*** Begin section ***

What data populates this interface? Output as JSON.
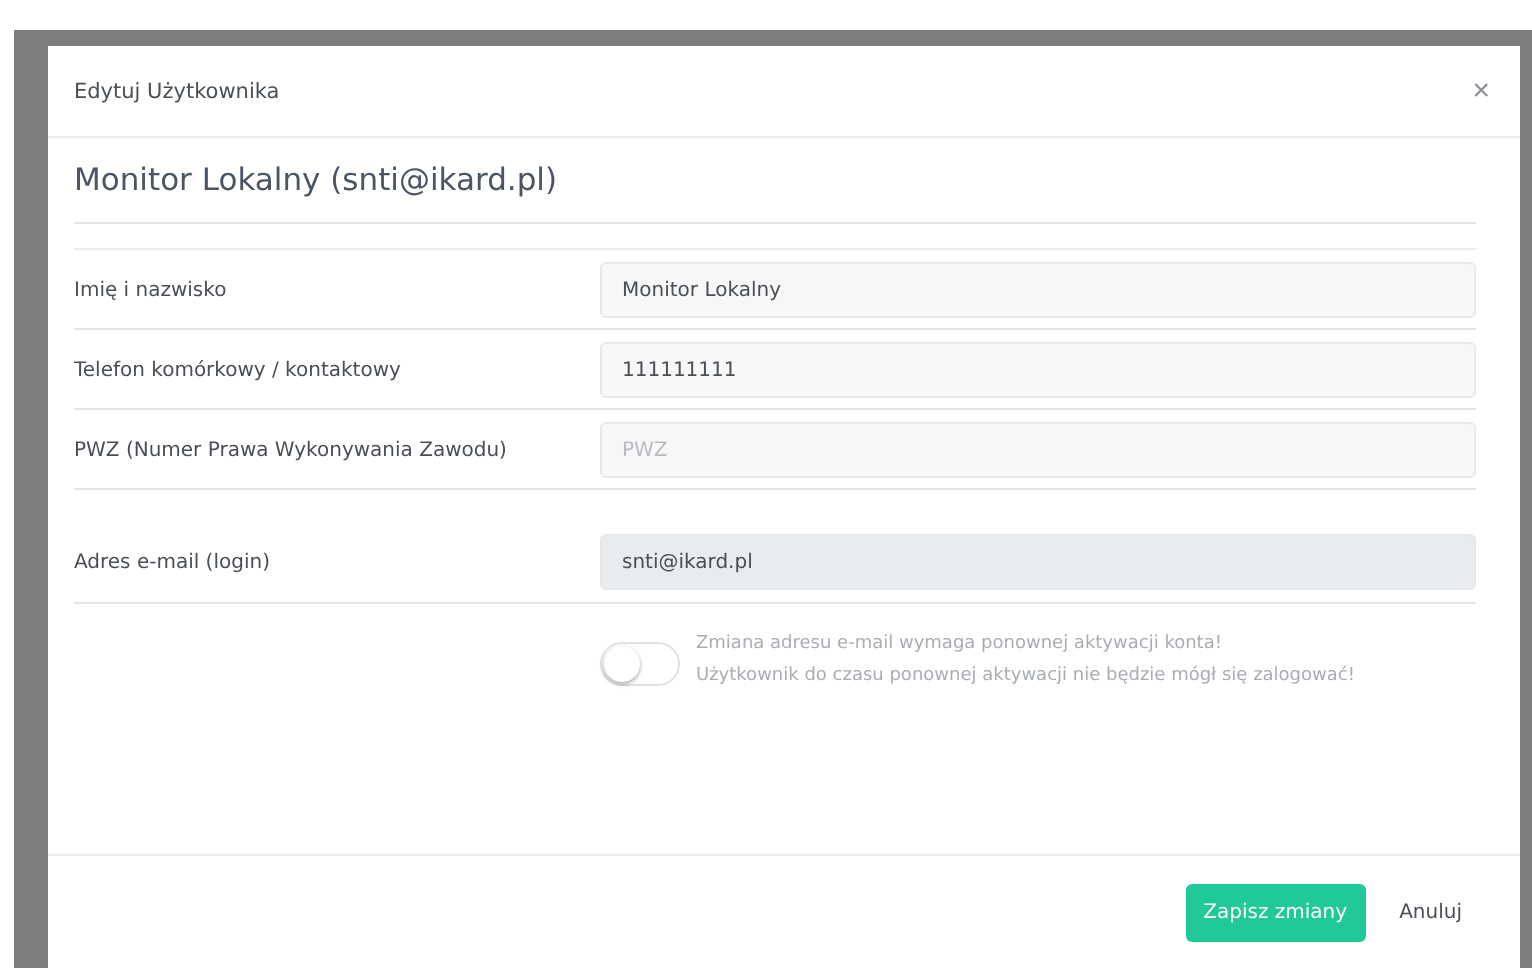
{
  "dialog": {
    "title": "Edytuj Użytkownika",
    "close": "×"
  },
  "heading": "Monitor Lokalny (snti@ikard.pl)",
  "fields": [
    {
      "label": "Imię i nazwisko",
      "value": "Monitor Lokalny",
      "disabled": false,
      "spaced": false
    },
    {
      "label": "Telefon komórkowy / kontaktowy",
      "value": "111111111",
      "disabled": false,
      "spaced": false
    },
    {
      "label": "PWZ (Numer Prawa Wykonywania Zawodu)",
      "placeholder": "PWZ",
      "disabled": false,
      "spaced": false
    },
    {
      "label": "Adres e-mail (login)",
      "value": "snti@ikard.pl",
      "disabled": true,
      "spaced": true
    }
  ],
  "email_change": {
    "on": false,
    "lines": [
      "Zmiana adresu e-mail wymaga ponownej aktywacji konta!",
      "Użytkownik do czasu ponownej aktywacji nie będzie mógł się zalogować!"
    ]
  },
  "buttons": [
    {
      "label": "Zapisz zmiany",
      "kind": "primary"
    },
    {
      "label": "Anuluj",
      "kind": "link"
    }
  ]
}
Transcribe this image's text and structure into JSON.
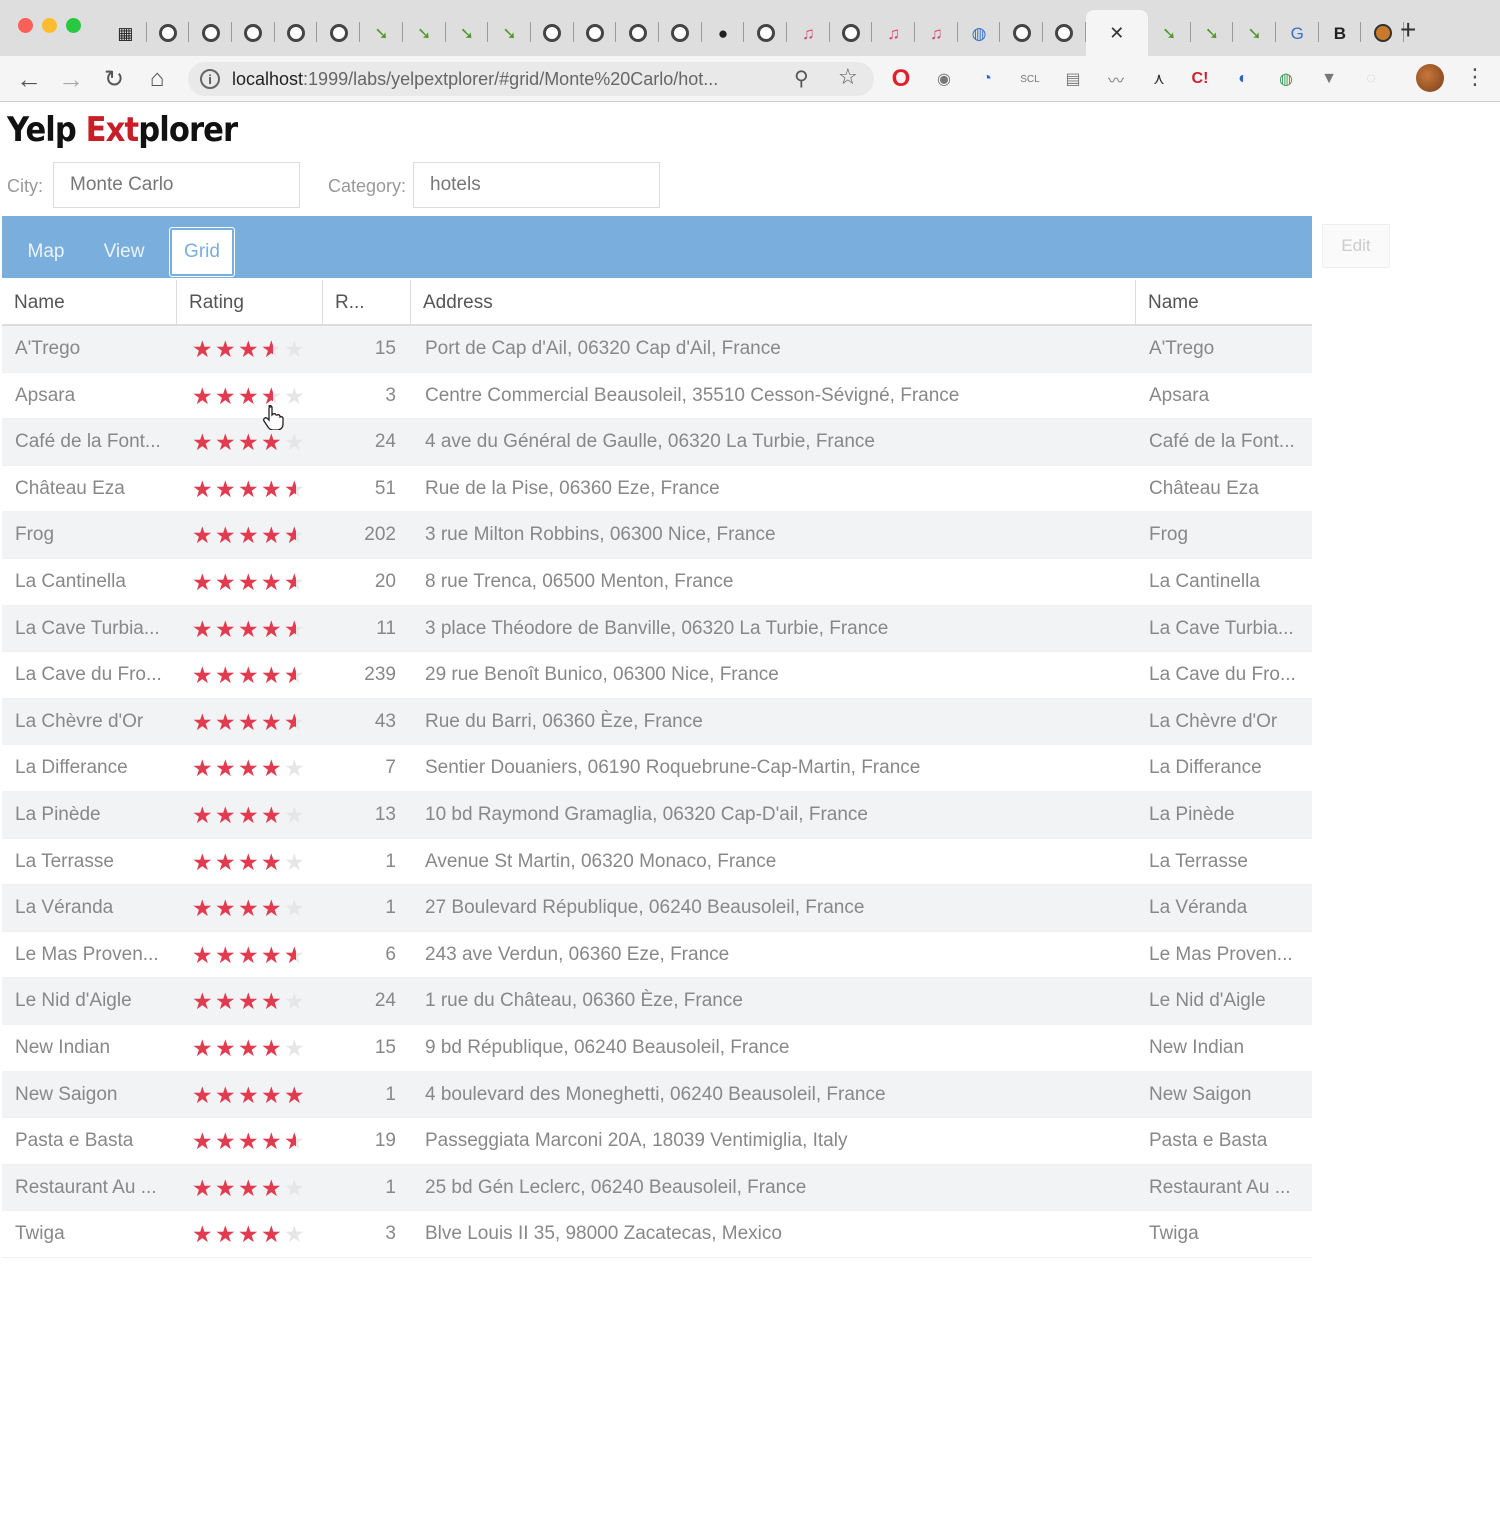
{
  "browser": {
    "url_host": "localhost",
    "url_rest": ":1999/labs/yelpextplorer/#grid/Monte%20Carlo/hot...",
    "active_tab_close": "✕",
    "new_tab": "+",
    "tab_favicons": [
      "calendar",
      "globe",
      "globe",
      "globe",
      "globe",
      "globe",
      "green-arrow",
      "green-arrow",
      "green-arrow",
      "green-arrow",
      "globe",
      "globe",
      "globe",
      "globe",
      "apple",
      "globe",
      "note",
      "globe",
      "note",
      "note",
      "world",
      "globe",
      "globe",
      "active",
      "green-arrow",
      "green-arrow",
      "green-arrow",
      "google",
      "bold-b",
      "orange-circle"
    ]
  },
  "app": {
    "logo": {
      "part1": "Yelp ",
      "part2": "Ext",
      "part3": "plorer"
    },
    "city_label": "City:",
    "city_value": "Monte Carlo",
    "category_label": "Category:",
    "category_value": "hotels",
    "toolbar": {
      "map": "Map",
      "view": "View",
      "grid": "Grid",
      "edit": "Edit"
    },
    "accent_color": "#7aaedd",
    "star_color": "#e23a4f",
    "columns": [
      "Name",
      "Rating",
      "R...",
      "Address",
      "Name"
    ]
  },
  "rows": [
    {
      "name": "A'Trego",
      "rating": 3.5,
      "reviews": "15",
      "address": "Port de Cap d'Ail, 06320 Cap d'Ail, France"
    },
    {
      "name": "Apsara",
      "rating": 3.5,
      "reviews": "3",
      "address": "Centre Commercial Beausoleil, 35510 Cesson-Sévigné, France"
    },
    {
      "name": "Café de la Font...",
      "rating": 4,
      "reviews": "24",
      "address": "4 ave du Général de Gaulle, 06320 La Turbie, France"
    },
    {
      "name": "Château Eza",
      "rating": 4.5,
      "reviews": "51",
      "address": "Rue de la Pise, 06360 Eze, France"
    },
    {
      "name": "Frog",
      "rating": 4.5,
      "reviews": "202",
      "address": "3 rue Milton Robbins, 06300 Nice, France"
    },
    {
      "name": "La Cantinella",
      "rating": 4.5,
      "reviews": "20",
      "address": "8 rue Trenca, 06500 Menton, France"
    },
    {
      "name": "La Cave Turbia...",
      "rating": 4.5,
      "reviews": "11",
      "address": "3 place Théodore de Banville, 06320 La Turbie, France"
    },
    {
      "name": "La Cave du Fro...",
      "rating": 4.5,
      "reviews": "239",
      "address": "29 rue Benoît Bunico, 06300 Nice, France"
    },
    {
      "name": "La Chèvre d'Or",
      "rating": 4.5,
      "reviews": "43",
      "address": "Rue du Barri, 06360 Èze, France"
    },
    {
      "name": "La Differance",
      "rating": 4,
      "reviews": "7",
      "address": "Sentier Douaniers, 06190 Roquebrune-Cap-Martin, France"
    },
    {
      "name": "La Pinède",
      "rating": 4,
      "reviews": "13",
      "address": "10 bd Raymond Gramaglia, 06320 Cap-D'ail, France"
    },
    {
      "name": "La Terrasse",
      "rating": 4,
      "reviews": "1",
      "address": "Avenue St Martin, 06320 Monaco, France"
    },
    {
      "name": "La Véranda",
      "rating": 4,
      "reviews": "1",
      "address": "27 Boulevard République, 06240 Beausoleil, France"
    },
    {
      "name": "Le Mas Proven...",
      "rating": 4.5,
      "reviews": "6",
      "address": "243 ave Verdun, 06360 Eze, France"
    },
    {
      "name": "Le Nid d'Aigle",
      "rating": 4,
      "reviews": "24",
      "address": "1 rue du Château, 06360 Èze, France"
    },
    {
      "name": "New Indian",
      "rating": 4,
      "reviews": "15",
      "address": "9 bd République, 06240 Beausoleil, France"
    },
    {
      "name": "New Saigon",
      "rating": 5,
      "reviews": "1",
      "address": "4 boulevard des Moneghetti, 06240 Beausoleil, France"
    },
    {
      "name": "Pasta e Basta",
      "rating": 4.5,
      "reviews": "19",
      "address": "Passeggiata Marconi 20A, 18039 Ventimiglia, Italy"
    },
    {
      "name": "Restaurant Au ...",
      "rating": 4,
      "reviews": "1",
      "address": "25 bd Gén Leclerc, 06240 Beausoleil, France"
    },
    {
      "name": "Twiga",
      "rating": 4,
      "reviews": "3",
      "address": "Blve Louis II 35, 98000 Zacatecas, Mexico"
    }
  ]
}
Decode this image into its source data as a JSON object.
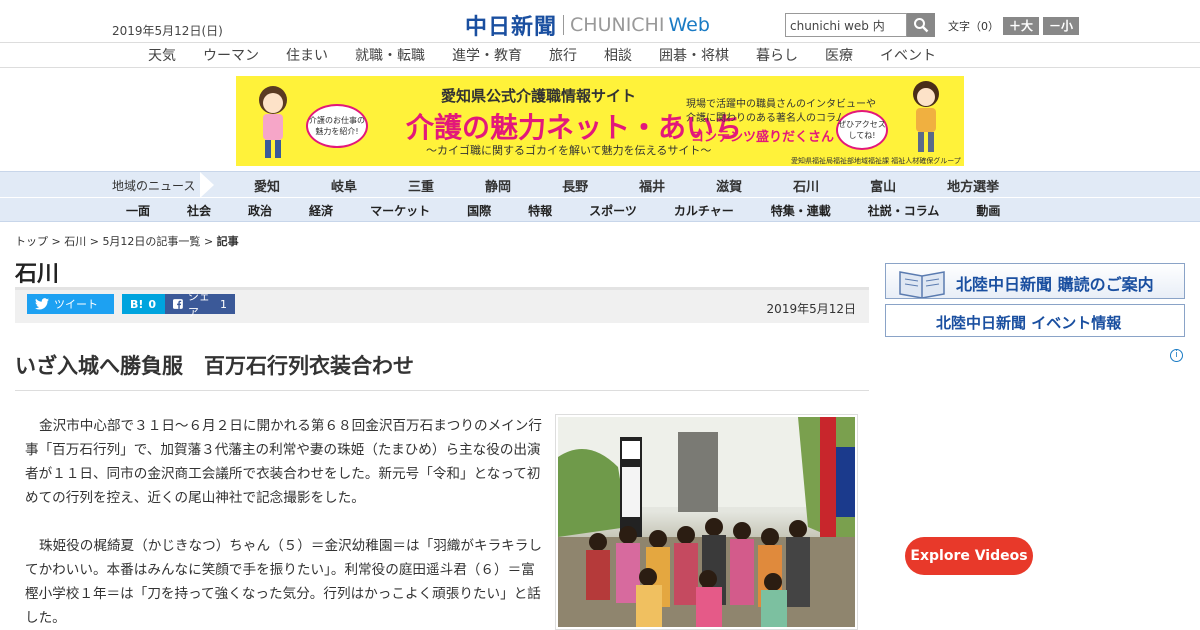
{
  "header": {
    "date": "2019年5月12日(日)",
    "logo_jp": "中日新聞",
    "logo_en1": "CHUNICHI",
    "logo_en2": "Web",
    "search_value": "chunichi web 内",
    "fontsize_label": "文字（0）",
    "fontsize_up": "＋大",
    "fontsize_down": "－小"
  },
  "category_nav": [
    "天気",
    "ウーマン",
    "住まい",
    "就職・転職",
    "進学・教育",
    "旅行",
    "相談",
    "囲碁・将棋",
    "暮らし",
    "医療",
    "イベント"
  ],
  "banner": {
    "t1": "愛知県公式介護職情報サイト",
    "t2": "介護の魅力ネット・あいち",
    "t3": "〜カイゴ職に関するゴカイを解いて魅力を伝えるサイト〜",
    "t4a": "現場で活躍中の職員さんのインタビューや",
    "t4b": "介護に関わりのある著名人のコラムなど",
    "t5": "コンテンツ盛りだくさん",
    "t6": "愛知県福祉局福祉部地域福祉課 福祉人材確保グループ",
    "bubble1": "介護のお仕事の魅力を紹介!",
    "bubble2": "ぜひアクセスしてね!"
  },
  "region_nav": {
    "label": "地域のニュース",
    "items": [
      "愛知",
      "岐阜",
      "三重",
      "静岡",
      "長野",
      "福井",
      "滋賀",
      "石川",
      "富山",
      "地方選挙"
    ]
  },
  "section_nav": [
    "一面",
    "社会",
    "政治",
    "経済",
    "マーケット",
    "国際",
    "特報",
    "スポーツ",
    "カルチャー",
    "特集・連載",
    "社説・コラム",
    "動画"
  ],
  "breadcrumb": {
    "top": "トップ",
    "pref": "石川",
    "list": "5月12日の記事一覧",
    "current": "記事",
    "sep": ">"
  },
  "article": {
    "pref_title": "石川",
    "tweet_label": "ツイート",
    "hatena_label": "B!",
    "hatena_count": "0",
    "fb_label": "シェア",
    "fb_count": "1",
    "date": "2019年5月12日",
    "headline": "いざ入城へ勝負服　百万石行列衣装合わせ",
    "paragraphs": [
      "金沢市中心部で３１日～６月２日に開かれる第６８回金沢百万石まつりのメイン行事「百万石行列」で、加賀藩３代藩主の利常や妻の珠姫（たまひめ）ら主な役の出演者が１１日、同市の金沢商工会議所で衣装合わせをした。新元号「令和」となって初めての行列を控え、近くの尾山神社で記念撮影をした。",
      "珠姫役の梶綺夏（かじきなつ）ちゃん（５）＝金沢幼稚園＝は「羽織がキラキラしてかわいい。本番はみんなに笑顔で手を振りたい」。利常役の庭田遥斗君（６）＝富樫小学校１年＝は「刀を持って強くなった気分。行列はかっこよく頑張りたい」と話した。"
    ]
  },
  "sidebar": {
    "ad1": "北陸中日新聞 購読のご案内",
    "ad2": "北陸中日新聞 イベント情報",
    "adinfo": "i",
    "explore": "Explore Videos"
  }
}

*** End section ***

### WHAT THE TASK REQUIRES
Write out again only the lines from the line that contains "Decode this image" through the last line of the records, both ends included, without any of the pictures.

### RESULT OF THE EXERCISE
Decode this image into its source data as a JSON object.
{
  "header": {
    "date": "2019年5月12日(日)",
    "logo_jp": "中日新聞",
    "logo_en1": "CHUNICHI",
    "logo_en2": "Web",
    "search_value": "chunichi web 内",
    "fontsize_label": "文字（0）",
    "fontsize_up": "＋大",
    "fontsize_down": "－小"
  },
  "category_nav": [
    "天気",
    "ウーマン",
    "住まい",
    "就職・転職",
    "進学・教育",
    "旅行",
    "相談",
    "囲碁・将棋",
    "暮らし",
    "医療",
    "イベント"
  ],
  "banner": {
    "t1": "愛知県公式介護職情報サイト",
    "t2": "介護の魅力ネット・あいち",
    "t3": "〜カイゴ職に関するゴカイを解いて魅力を伝えるサイト〜",
    "t4a": "現場で活躍中の職員さんのインタビューや",
    "t4b": "介護に関わりのある著名人のコラムなど",
    "t5": "コンテンツ盛りだくさん",
    "t6": "愛知県福祉局福祉部地域福祉課 福祉人材確保グループ",
    "bubble1": "介護のお仕事の魅力を紹介!",
    "bubble2": "ぜひアクセスしてね!"
  },
  "region_nav": {
    "label": "地域のニュース",
    "items": [
      "愛知",
      "岐阜",
      "三重",
      "静岡",
      "長野",
      "福井",
      "滋賀",
      "石川",
      "富山",
      "地方選挙"
    ]
  },
  "section_nav": [
    "一面",
    "社会",
    "政治",
    "経済",
    "マーケット",
    "国際",
    "特報",
    "スポーツ",
    "カルチャー",
    "特集・連載",
    "社説・コラム",
    "動画"
  ],
  "breadcrumb": {
    "top": "トップ",
    "pref": "石川",
    "list": "5月12日の記事一覧",
    "current": "記事",
    "sep": ">"
  },
  "article": {
    "pref_title": "石川",
    "tweet_label": "ツイート",
    "hatena_label": "B!",
    "hatena_count": "0",
    "fb_label": "シェア",
    "fb_count": "1",
    "date": "2019年5月12日",
    "headline": "いざ入城へ勝負服　百万石行列衣装合わせ",
    "paragraphs": [
      "金沢市中心部で３１日～６月２日に開かれる第６８回金沢百万石まつりのメイン行事「百万石行列」で、加賀藩３代藩主の利常や妻の珠姫（たまひめ）ら主な役の出演者が１１日、同市の金沢商工会議所で衣装合わせをした。新元号「令和」となって初めての行列を控え、近くの尾山神社で記念撮影をした。",
      "珠姫役の梶綺夏（かじきなつ）ちゃん（５）＝金沢幼稚園＝は「羽織がキラキラしてかわいい。本番はみんなに笑顔で手を振りたい」。利常役の庭田遥斗君（６）＝富樫小学校１年＝は「刀を持って強くなった気分。行列はかっこよく頑張りたい」と話した。"
    ]
  },
  "sidebar": {
    "ad1": "北陸中日新聞 購読のご案内",
    "ad2": "北陸中日新聞 イベント情報",
    "adinfo": "i",
    "explore": "Explore Videos"
  }
}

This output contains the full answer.